**WHAT TO PRODUCE:** The whole listing below must be printed again exactly, images excluded.

**DATA FOR REVIEW:**
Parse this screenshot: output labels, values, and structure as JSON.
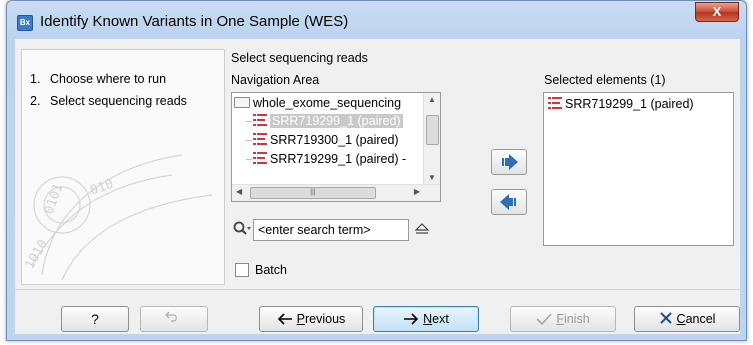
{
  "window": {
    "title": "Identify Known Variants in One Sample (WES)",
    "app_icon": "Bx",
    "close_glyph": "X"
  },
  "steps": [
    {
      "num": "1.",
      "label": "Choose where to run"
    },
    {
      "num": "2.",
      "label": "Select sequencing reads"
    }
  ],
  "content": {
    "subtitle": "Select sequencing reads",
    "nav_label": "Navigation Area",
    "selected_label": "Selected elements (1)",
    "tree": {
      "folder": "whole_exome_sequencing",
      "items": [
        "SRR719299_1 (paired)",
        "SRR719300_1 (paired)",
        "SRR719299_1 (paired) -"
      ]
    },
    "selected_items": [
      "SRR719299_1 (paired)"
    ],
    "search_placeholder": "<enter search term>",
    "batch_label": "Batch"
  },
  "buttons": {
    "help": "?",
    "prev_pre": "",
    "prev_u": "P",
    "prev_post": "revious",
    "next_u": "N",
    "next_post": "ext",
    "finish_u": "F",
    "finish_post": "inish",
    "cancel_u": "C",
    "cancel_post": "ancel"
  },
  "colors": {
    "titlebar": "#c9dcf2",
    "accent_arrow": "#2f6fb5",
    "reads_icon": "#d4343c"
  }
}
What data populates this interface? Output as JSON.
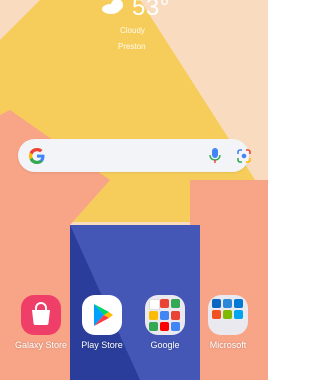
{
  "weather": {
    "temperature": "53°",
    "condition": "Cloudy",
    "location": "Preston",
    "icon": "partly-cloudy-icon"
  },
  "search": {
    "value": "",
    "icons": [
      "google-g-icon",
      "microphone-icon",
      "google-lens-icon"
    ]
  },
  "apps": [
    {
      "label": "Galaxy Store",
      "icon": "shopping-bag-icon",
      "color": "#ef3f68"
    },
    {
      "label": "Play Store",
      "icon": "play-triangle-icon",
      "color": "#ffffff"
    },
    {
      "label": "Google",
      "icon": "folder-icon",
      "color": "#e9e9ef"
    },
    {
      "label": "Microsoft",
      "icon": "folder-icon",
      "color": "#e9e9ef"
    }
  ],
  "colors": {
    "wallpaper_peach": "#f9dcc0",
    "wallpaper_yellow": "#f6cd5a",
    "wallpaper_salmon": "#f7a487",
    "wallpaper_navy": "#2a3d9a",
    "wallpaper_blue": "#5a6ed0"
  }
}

**EXPECTED OUTPUT:**
Parse this screenshot: output labels, values, and structure as JSON.
{
  "window": {
    "title": "Identify Known Variants in One Sample (WES)",
    "app_icon": "Bx",
    "close_glyph": "X"
  },
  "steps": [
    {
      "num": "1.",
      "label": "Choose where to run"
    },
    {
      "num": "2.",
      "label": "Select sequencing reads"
    }
  ],
  "content": {
    "subtitle": "Select sequencing reads",
    "nav_label": "Navigation Area",
    "selected_label": "Selected elements (1)",
    "tree": {
      "folder": "whole_exome_sequencing",
      "items": [
        "SRR719299_1 (paired)",
        "SRR719300_1 (paired)",
        "SRR719299_1 (paired) -"
      ]
    },
    "selected_items": [
      "SRR719299_1 (paired)"
    ],
    "search_placeholder": "<enter search term>",
    "batch_label": "Batch"
  },
  "buttons": {
    "help": "?",
    "prev_pre": "",
    "prev_u": "P",
    "prev_post": "revious",
    "next_u": "N",
    "next_post": "ext",
    "finish_u": "F",
    "finish_post": "inish",
    "cancel_u": "C",
    "cancel_post": "ancel"
  },
  "colors": {
    "titlebar": "#c9dcf2",
    "accent_arrow": "#2f6fb5",
    "reads_icon": "#d4343c"
  }
}
What data populates this interface? Output as JSON.
{
  "weather": {
    "temperature": "53°",
    "condition": "Cloudy",
    "location": "Preston",
    "icon": "partly-cloudy-icon"
  },
  "search": {
    "value": "",
    "icons": [
      "google-g-icon",
      "microphone-icon",
      "google-lens-icon"
    ]
  },
  "apps": [
    {
      "label": "Galaxy Store",
      "icon": "shopping-bag-icon",
      "color": "#ef3f68"
    },
    {
      "label": "Play Store",
      "icon": "play-triangle-icon",
      "color": "#ffffff"
    },
    {
      "label": "Google",
      "icon": "folder-icon",
      "color": "#e9e9ef"
    },
    {
      "label": "Microsoft",
      "icon": "folder-icon",
      "color": "#e9e9ef"
    }
  ],
  "colors": {
    "wallpaper_peach": "#f9dcc0",
    "wallpaper_yellow": "#f6cd5a",
    "wallpaper_salmon": "#f7a487",
    "wallpaper_navy": "#2a3d9a",
    "wallpaper_blue": "#5a6ed0"
  }
}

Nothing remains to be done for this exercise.